Today's very personal and inspiring post is by Laura Codling an Organisational Development Business Partner at Torus, based in Manchester, UK. You can follow Laura on Twitter (her handle is @Laura_Torus). On graduating in HR Management and Accounting at Bolton, Laura commenced her HR career with the Police in Manchester, before transferring into a project management role in HR within Bolton Council's Adult Disability Services department. She left the public sector in 2008, moving into not-for-profit; she joined Helena Partnerships, developers and providers of affordable housing. She moved again last October to Torus (a new name within the affordable homes sector). Laura was born on Valetine's Day. She has a powerful moral compass and loves the challenges of working in an environment that stretches her and where she is helping make the world a better place. She has a passion for learning and a fascination with effecting positive change.
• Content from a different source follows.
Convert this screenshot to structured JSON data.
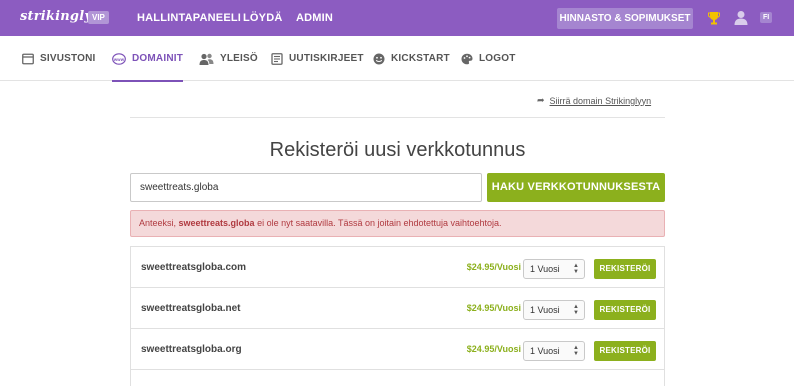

This blog, whilst a little self indulgent (its about my experiences after all!), is hopefully a timely reminder to all of us about appreciation and living in the present. You may read this and not be able to relate to what I'm saying, but I'd like to think that everyone can take away something, even if it only serves to remind you that you already cherish the events and people that are in your life.
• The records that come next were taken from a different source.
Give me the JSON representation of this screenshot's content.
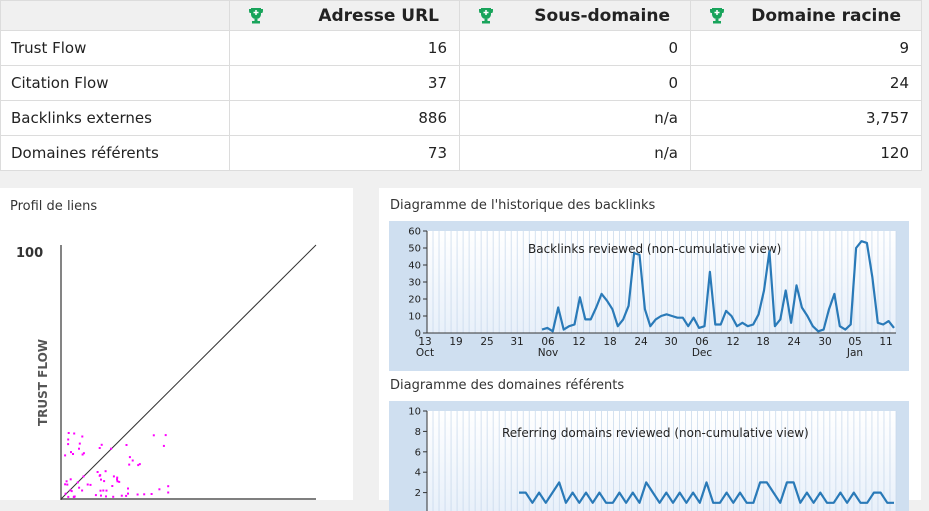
{
  "table": {
    "headers": [
      "Adresse URL",
      "Sous-domaine",
      "Domaine racine"
    ],
    "rows": [
      {
        "label": "Trust Flow",
        "values": [
          "16",
          "0",
          "9"
        ]
      },
      {
        "label": "Citation Flow",
        "values": [
          "37",
          "0",
          "24"
        ]
      },
      {
        "label": "Backlinks externes",
        "values": [
          "886",
          "n/a",
          "3,757"
        ]
      },
      {
        "label": "Domaines référents",
        "values": [
          "73",
          "n/a",
          "120"
        ]
      }
    ]
  },
  "link_profile": {
    "title": "Profil de liens",
    "y_axis_label": "TRUST FLOW",
    "y_max_label": "100",
    "point_color": "#ff00ff"
  },
  "charts": {
    "backlinks_title": "Diagramme de l'historique des backlinks",
    "referring_title": "Diagramme des domaines référents"
  },
  "chart_data": [
    {
      "type": "line",
      "title": "Backlinks reviewed (non-cumulative view)",
      "ylim": [
        0,
        60
      ],
      "y_ticks": [
        "0",
        "10",
        "20",
        "30",
        "40",
        "50",
        "60"
      ],
      "x_tick_labels": [
        "13",
        "19",
        "25",
        "31",
        "06",
        "12",
        "18",
        "24",
        "30",
        "06",
        "12",
        "18",
        "24",
        "30",
        "05",
        "11"
      ],
      "month_labels": [
        "Oct",
        "Nov",
        "Dec",
        "Jan"
      ],
      "series": [
        {
          "color": "#2a7ab8",
          "values": [
            2,
            3,
            1,
            15,
            2,
            4,
            5,
            21,
            8,
            8,
            15,
            23,
            19,
            14,
            4,
            8,
            16,
            47,
            46,
            14,
            4,
            8,
            10,
            11,
            10,
            9,
            9,
            4,
            9,
            3,
            4,
            36,
            5,
            5,
            13,
            10,
            4,
            6,
            4,
            5,
            11,
            25,
            48,
            4,
            8,
            25,
            6,
            28,
            15,
            10,
            4,
            1,
            2,
            14,
            23,
            4,
            2,
            5,
            50,
            54,
            53,
            33,
            6,
            5,
            7,
            3
          ]
        }
      ]
    },
    {
      "type": "line",
      "title": "Referring domains reviewed (non-cumulative view)",
      "ylim": [
        0,
        10
      ],
      "y_ticks": [
        "2",
        "4",
        "6",
        "8",
        "10"
      ],
      "series": [
        {
          "color": "#2a7ab8",
          "values": [
            2,
            2,
            1,
            2,
            1,
            2,
            3,
            1,
            2,
            1,
            2,
            1,
            2,
            1,
            1,
            2,
            1,
            2,
            1,
            3,
            2,
            1,
            2,
            1,
            2,
            1,
            2,
            1,
            3,
            1,
            1,
            2,
            1,
            2,
            1,
            1,
            3,
            3,
            2,
            1,
            3,
            3,
            1,
            2,
            1,
            2,
            1,
            1,
            2,
            1,
            2,
            1,
            1,
            2,
            2,
            1,
            1
          ]
        }
      ]
    }
  ]
}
When you strive for goals it's easy to forget that the journey holds its own experiences and memories and sometimes we forget to appreciate it along the way. It sounds like common sense doesn't it?
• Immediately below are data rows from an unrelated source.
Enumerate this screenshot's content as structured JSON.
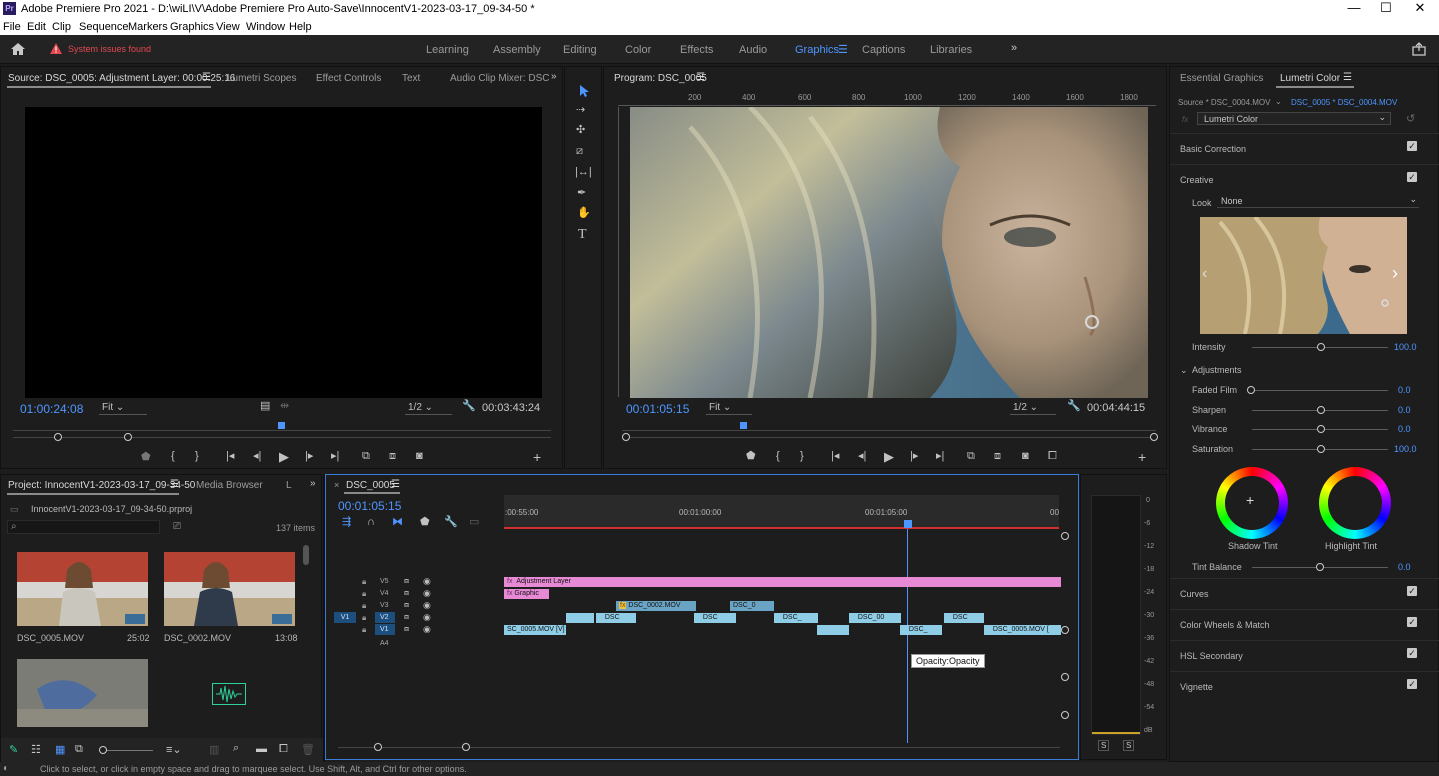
{
  "window": {
    "title": "Adobe Premiere Pro 2021 - D:\\wiLI\\V\\Adobe Premiere Pro Auto-Save\\InnocentV1-2023-03-17_09-34-50 *",
    "app_icon": "Pr"
  },
  "menu": [
    "File",
    "Edit",
    "Clip",
    "Sequence",
    "Markers",
    "Graphics",
    "View",
    "Window",
    "Help"
  ],
  "workspace": {
    "alert": "System issues found",
    "tabs": [
      "Learning",
      "Assembly",
      "Editing",
      "Color",
      "Effects",
      "Audio",
      "Graphics",
      "Captions",
      "Libraries"
    ],
    "active": "Graphics"
  },
  "source": {
    "tabs": [
      "Source: DSC_0005: Adjustment Layer: 00:00:25:16",
      "Lumetri Scopes",
      "Effect Controls",
      "Text",
      "Audio Clip Mixer: DSC"
    ],
    "timecode": "01:00:24:08",
    "fit": "Fit",
    "resolution": "1/2",
    "duration": "00:03:43:24"
  },
  "program": {
    "title": "Program: DSC_0005",
    "ruler": [
      "200",
      "400",
      "600",
      "800",
      "1000",
      "1200",
      "1400",
      "1600",
      "1800"
    ],
    "timecode": "00:01:05:15",
    "fit": "Fit",
    "resolution": "1/2",
    "duration": "00:04:44:15"
  },
  "project": {
    "tabs": [
      "Project: InnocentV1-2023-03-17_09-34-50",
      "Media Browser",
      "L"
    ],
    "file": "InnocentV1-2023-03-17_09-34-50.prproj",
    "count": "137 items",
    "items": [
      {
        "name": "DSC_0005.MOV",
        "dur": "25:02"
      },
      {
        "name": "DSC_0002.MOV",
        "dur": "13:08"
      }
    ]
  },
  "timeline": {
    "tab": "DSC_0005",
    "timecode": "00:01:05:15",
    "ruler": [
      ":00:55:00",
      "00:01:00:00",
      "00:01:05:00",
      "00"
    ],
    "tracks": [
      "V5",
      "V4",
      "V3",
      "V2",
      "V1",
      "A4"
    ],
    "source_patch": "V1",
    "clips": {
      "adjustment": "Adjustment Layer",
      "graphic": "Graphic",
      "v3a": "DSC_0002.MOV",
      "v3b": "DSC_0",
      "v2a": "DSC",
      "v2b": "DSC",
      "v2c": "DSC_",
      "v2d": "DSC_00",
      "v2e": "DSC",
      "v1a": "SC_0005.MOV [V]",
      "v1b": "DSC_",
      "v1c": "DSC_0005.MOV [",
      "fx": "fx"
    },
    "tooltip": "Opacity:Opacity"
  },
  "meter": {
    "scale": [
      "0",
      "-6",
      "-12",
      "-18",
      "-24",
      "-30",
      "-36",
      "-42",
      "-48",
      "-54",
      "dB"
    ],
    "solo": [
      "S",
      "S"
    ]
  },
  "lumetri": {
    "tabs": [
      "Essential Graphics",
      "Lumetri Color"
    ],
    "source": "Source * DSC_0004.MOV",
    "target": "DSC_0005 * DSC_0004.MOV",
    "fx_label": "fx",
    "effect": "Lumetri Color",
    "sections": {
      "basic": "Basic Correction",
      "creative": "Creative",
      "curves": "Curves",
      "wheels": "Color Wheels & Match",
      "hsl": "HSL Secondary",
      "vignette": "Vignette"
    },
    "look_label": "Look",
    "look_value": "None",
    "intensity_label": "Intensity",
    "intensity": "100.0",
    "adjustments": "Adjustments",
    "sliders": [
      {
        "label": "Faded Film",
        "value": "0.0",
        "level": 0
      },
      {
        "label": "Sharpen",
        "value": "0.0",
        "level": 0.5
      },
      {
        "label": "Vibrance",
        "value": "0.0",
        "level": 0.5
      },
      {
        "label": "Saturation",
        "value": "100.0",
        "level": 0.5
      }
    ],
    "shadow_tint": "Shadow Tint",
    "highlight_tint": "Highlight Tint",
    "tint_balance_label": "Tint Balance",
    "tint_balance": "0.0"
  },
  "status": "Click to select, or click in empty space and drag to marquee select. Use Shift, Alt, and Ctrl for other options."
}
I've heard it said many times, but it's one of those things that usually only hits home when a life event stops you in your tracks and you reflect back. The benefits of hindsight are immense.
I have always been a bit of a perfectionist wanting everything to be "just so" with boxes ticked, I's dotted and T's crossed. I have always labelled it as being "determined and driven", but you can get to the point where you are so focussed on the goal that you forget to enjoy the journey and appreciate the experience of where you have been, where you are now and where you are going.
I'll give you an example.....When I finished work for maternity leave to have my first child I was really anxious about being off work - would things be done how I do them?; would the managers I supported get the support they expected.....? I actually worried about whether they would cope without me! (No seriously I did - this wasn't about me having an inflated sense of what I contribute, but about me needing to feel that I mattered.)
I didn't spend days at home waiting for her arrival wondering what was happening at work, but that is only because she arrived the day before I was due to finish work! I went from one busy existence to another in less than 24 hours and I soon realised that a shift in focus was a good thing for me on so many levels.....and, you know what? I didn't obsess about being off, and work didn't fall apart!
We can become so immersed in our own part of the world that perspective can become skewed and small things can become international disasters. I had been so focused up to that point on my career that I couldn't see outside of it, which is pretty sad to think when I look back now.
Now, after a few massive events in my life including another period of maternity leave, I have to say my outlook is very different, but this was probably the first time I stopped and thought long and hard about what really mattered to me.
|Still Life and Street, 1937, Escher's 1st print of distorted perspective|
Up until that point, if you'd asked me who inspired me in life I would probably have picked some pretty obvious names - Sheryl Sandberg, Richard Branson - but, not wanting to take anything away from what they have achieved in their careers, I've come to realise that inspiration can be found closer to home and people close to you can have a far more profound impact than someone that you may never meet.
My inspiration now comes from a small group of people far closer to home and one little girl in particular. Georgia is my niece and the bravest person I know. At 9 years old she has gone through more on this earth than any one of us will go through in our lifetimes, battling cancer for the last 4 years. She fought hard to beat the odds, always with a smile on her face, a sparkle in her eye and you would never hear her complain. She took every day as it came, faced unimaginable obstacles and appreciated everything and everyone around her.
|Circle of Calm painting by Katie Berggren|
Our hearts have been broken, we said "au revoir" to our gorgeous Georgia a few days before Christmas, after her brave and courageous fight and we will be led by the bravest lady I know. I am proud to say I'm related to them both and, if I have even a fraction of the courage and resilience they have had, then I'm good.
I no longer focus ahead at the goal so much, yes the goals I have for my life are still there (very definitely adjusted from the goals of 5 or 6 years ago) but it's much more about the journey, the experiences and the people along the way.